◆ THE TASK:
Copy out all lines in the data below containing the string "this".

◆ TASK DATA:
# # # #

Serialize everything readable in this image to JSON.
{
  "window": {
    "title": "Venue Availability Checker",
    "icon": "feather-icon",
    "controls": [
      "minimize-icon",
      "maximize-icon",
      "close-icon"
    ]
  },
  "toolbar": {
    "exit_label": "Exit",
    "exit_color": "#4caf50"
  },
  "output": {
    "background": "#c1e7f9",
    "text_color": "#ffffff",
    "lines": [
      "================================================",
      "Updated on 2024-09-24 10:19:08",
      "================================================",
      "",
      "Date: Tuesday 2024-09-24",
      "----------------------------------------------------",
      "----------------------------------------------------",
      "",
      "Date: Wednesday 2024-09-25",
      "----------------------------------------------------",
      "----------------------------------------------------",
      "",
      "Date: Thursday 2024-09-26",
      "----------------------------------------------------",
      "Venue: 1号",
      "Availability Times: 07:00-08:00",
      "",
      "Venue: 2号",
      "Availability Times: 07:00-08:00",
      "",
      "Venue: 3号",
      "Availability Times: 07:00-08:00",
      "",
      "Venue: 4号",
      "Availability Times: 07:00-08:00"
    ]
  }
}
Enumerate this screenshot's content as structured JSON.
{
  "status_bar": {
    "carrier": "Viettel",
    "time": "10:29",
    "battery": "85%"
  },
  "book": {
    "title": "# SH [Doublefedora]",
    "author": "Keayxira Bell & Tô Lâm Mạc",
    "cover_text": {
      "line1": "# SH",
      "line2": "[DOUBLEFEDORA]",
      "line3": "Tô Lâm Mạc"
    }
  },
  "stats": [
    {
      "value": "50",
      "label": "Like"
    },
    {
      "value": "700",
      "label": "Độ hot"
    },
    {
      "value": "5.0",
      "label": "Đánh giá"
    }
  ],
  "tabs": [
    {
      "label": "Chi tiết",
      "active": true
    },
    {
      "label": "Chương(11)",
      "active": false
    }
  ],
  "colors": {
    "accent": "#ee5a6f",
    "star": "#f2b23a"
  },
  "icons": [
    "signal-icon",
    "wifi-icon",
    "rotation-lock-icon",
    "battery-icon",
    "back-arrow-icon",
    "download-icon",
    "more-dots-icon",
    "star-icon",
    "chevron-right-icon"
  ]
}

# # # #

◆ REPLY TO THE TASK:
Serialize everything readable in this image to JSON.
Enumerate this screenshot's content as structured JSON.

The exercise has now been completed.